Protecting B.C.'s Wildlife
Caribou, Kootenay Pass
The Wildlife Accident Reporting System (WARS) is a comprehensive program that began in 1978 to help mitigate wildlife-vehicle crashes on B.C.'s network of highways and roads. Hundreds of ministry employees and contractors are actively involved in monitoring wildlife incidents and developing solutions.
- WARS 2012 Dataset (PDF - December 2013)
Deer, elk and moose summaries by region and highway.
- WARS 1988-2007
- WARS 1983-2002
- WARS 1991-2000
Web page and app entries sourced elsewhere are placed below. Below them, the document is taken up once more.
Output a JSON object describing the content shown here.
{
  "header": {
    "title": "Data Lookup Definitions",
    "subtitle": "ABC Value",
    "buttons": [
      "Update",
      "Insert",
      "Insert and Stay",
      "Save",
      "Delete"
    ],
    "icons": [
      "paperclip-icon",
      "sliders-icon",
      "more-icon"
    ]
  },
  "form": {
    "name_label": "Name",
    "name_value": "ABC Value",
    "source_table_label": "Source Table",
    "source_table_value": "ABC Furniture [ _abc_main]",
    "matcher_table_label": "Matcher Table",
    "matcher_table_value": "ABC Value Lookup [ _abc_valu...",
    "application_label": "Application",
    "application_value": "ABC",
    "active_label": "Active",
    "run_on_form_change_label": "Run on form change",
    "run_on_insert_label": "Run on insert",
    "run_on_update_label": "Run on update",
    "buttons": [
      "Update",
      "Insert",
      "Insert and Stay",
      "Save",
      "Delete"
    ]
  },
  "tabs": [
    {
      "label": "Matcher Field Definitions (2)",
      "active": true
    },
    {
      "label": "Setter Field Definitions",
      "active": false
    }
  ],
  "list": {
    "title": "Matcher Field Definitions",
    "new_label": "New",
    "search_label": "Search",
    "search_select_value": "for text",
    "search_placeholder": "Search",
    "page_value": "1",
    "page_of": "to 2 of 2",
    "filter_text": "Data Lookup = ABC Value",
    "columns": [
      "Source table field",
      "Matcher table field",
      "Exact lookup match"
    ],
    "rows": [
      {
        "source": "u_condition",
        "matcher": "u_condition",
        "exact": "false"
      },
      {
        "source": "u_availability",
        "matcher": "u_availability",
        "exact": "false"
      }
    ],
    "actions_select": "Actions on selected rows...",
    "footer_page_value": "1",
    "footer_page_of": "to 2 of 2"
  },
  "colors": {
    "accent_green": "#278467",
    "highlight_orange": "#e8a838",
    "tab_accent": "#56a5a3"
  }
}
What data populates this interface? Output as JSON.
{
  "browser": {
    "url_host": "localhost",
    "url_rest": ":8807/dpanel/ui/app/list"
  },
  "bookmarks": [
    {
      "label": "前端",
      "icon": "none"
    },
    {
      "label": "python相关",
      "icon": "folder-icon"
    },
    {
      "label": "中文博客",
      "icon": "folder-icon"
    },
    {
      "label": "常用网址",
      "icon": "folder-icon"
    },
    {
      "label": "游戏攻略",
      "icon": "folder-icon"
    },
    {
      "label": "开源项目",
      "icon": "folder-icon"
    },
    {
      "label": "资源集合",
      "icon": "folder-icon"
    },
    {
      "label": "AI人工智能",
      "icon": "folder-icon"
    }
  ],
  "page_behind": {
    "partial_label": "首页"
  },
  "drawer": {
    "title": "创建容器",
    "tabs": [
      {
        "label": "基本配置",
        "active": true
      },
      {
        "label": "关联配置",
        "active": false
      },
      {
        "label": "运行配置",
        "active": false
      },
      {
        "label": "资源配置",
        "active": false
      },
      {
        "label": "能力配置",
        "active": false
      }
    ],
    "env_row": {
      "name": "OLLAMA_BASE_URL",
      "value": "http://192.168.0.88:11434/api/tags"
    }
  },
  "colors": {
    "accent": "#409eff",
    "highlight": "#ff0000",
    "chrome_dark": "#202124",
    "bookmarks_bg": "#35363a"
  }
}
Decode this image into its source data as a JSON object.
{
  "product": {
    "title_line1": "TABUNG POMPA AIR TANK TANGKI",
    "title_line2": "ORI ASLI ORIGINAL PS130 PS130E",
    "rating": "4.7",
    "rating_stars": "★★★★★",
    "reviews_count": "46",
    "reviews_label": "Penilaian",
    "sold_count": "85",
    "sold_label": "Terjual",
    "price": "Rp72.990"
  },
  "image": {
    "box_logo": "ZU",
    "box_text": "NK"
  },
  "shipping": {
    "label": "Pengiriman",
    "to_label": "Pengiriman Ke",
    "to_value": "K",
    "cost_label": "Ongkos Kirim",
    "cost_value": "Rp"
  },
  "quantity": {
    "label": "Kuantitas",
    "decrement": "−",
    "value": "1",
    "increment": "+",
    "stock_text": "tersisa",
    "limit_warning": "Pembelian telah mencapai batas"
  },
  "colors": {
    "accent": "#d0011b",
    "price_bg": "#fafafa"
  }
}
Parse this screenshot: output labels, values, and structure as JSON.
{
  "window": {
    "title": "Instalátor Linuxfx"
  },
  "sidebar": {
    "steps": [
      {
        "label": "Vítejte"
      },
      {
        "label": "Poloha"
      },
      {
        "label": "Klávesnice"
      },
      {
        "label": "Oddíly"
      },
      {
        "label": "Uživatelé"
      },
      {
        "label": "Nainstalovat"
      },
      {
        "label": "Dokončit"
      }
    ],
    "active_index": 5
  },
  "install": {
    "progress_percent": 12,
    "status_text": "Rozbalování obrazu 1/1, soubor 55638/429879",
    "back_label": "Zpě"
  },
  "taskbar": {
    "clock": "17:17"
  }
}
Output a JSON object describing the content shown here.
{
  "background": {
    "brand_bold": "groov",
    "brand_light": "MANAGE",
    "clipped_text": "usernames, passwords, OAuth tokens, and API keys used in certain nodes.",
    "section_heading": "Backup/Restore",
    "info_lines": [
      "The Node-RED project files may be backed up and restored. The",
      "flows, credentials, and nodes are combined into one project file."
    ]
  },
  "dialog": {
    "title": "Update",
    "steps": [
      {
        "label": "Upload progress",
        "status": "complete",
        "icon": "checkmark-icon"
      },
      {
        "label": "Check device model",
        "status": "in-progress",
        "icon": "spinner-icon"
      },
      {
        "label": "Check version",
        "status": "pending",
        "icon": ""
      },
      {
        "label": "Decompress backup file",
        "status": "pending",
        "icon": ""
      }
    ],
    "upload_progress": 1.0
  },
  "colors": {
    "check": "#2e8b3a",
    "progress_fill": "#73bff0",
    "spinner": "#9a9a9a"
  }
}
Highway maintenance contractors identify and record the species and location of each animal killed on B.C.'s highways. This helps to identify where mitigation efforts are most needed.
Since 1993, about 4,700 wild animals have been reported killed on British Columbia highways each year. Over the last 10 years, about 80% of wildlife collisions involved deer. Bear-related vehicle collisions peak in September in the northern parts of the province and in October in the southern regions.
To make travel safer for motorists and to protect B.C.'s wildlife populations, the Province has reduced wildlife collisions through wildlife exclusion fencing, overpasses, underpasses and warning signs, located on rural highways.
So far, this program has contributed:
- Over 500 km of wildlife exclusion fencing
- 4 wildlife overpasses
- 29 large wildlife underpasses
- More than 70 small underpasses
- Approximately 1,200 species-specific wildlife warning signs, the most comprehensive inventory of wildlife warning signs in the world
Wildlife Exclusion Fencing, Highway 5
With over 500 kilometres installed, B.C. has more special fencing to protect wildlife than any other transportation agency in North America. The fencing is about 97% to 99% effective in reducing wildlife-related collisions when the fencing is installed on both sides of highway.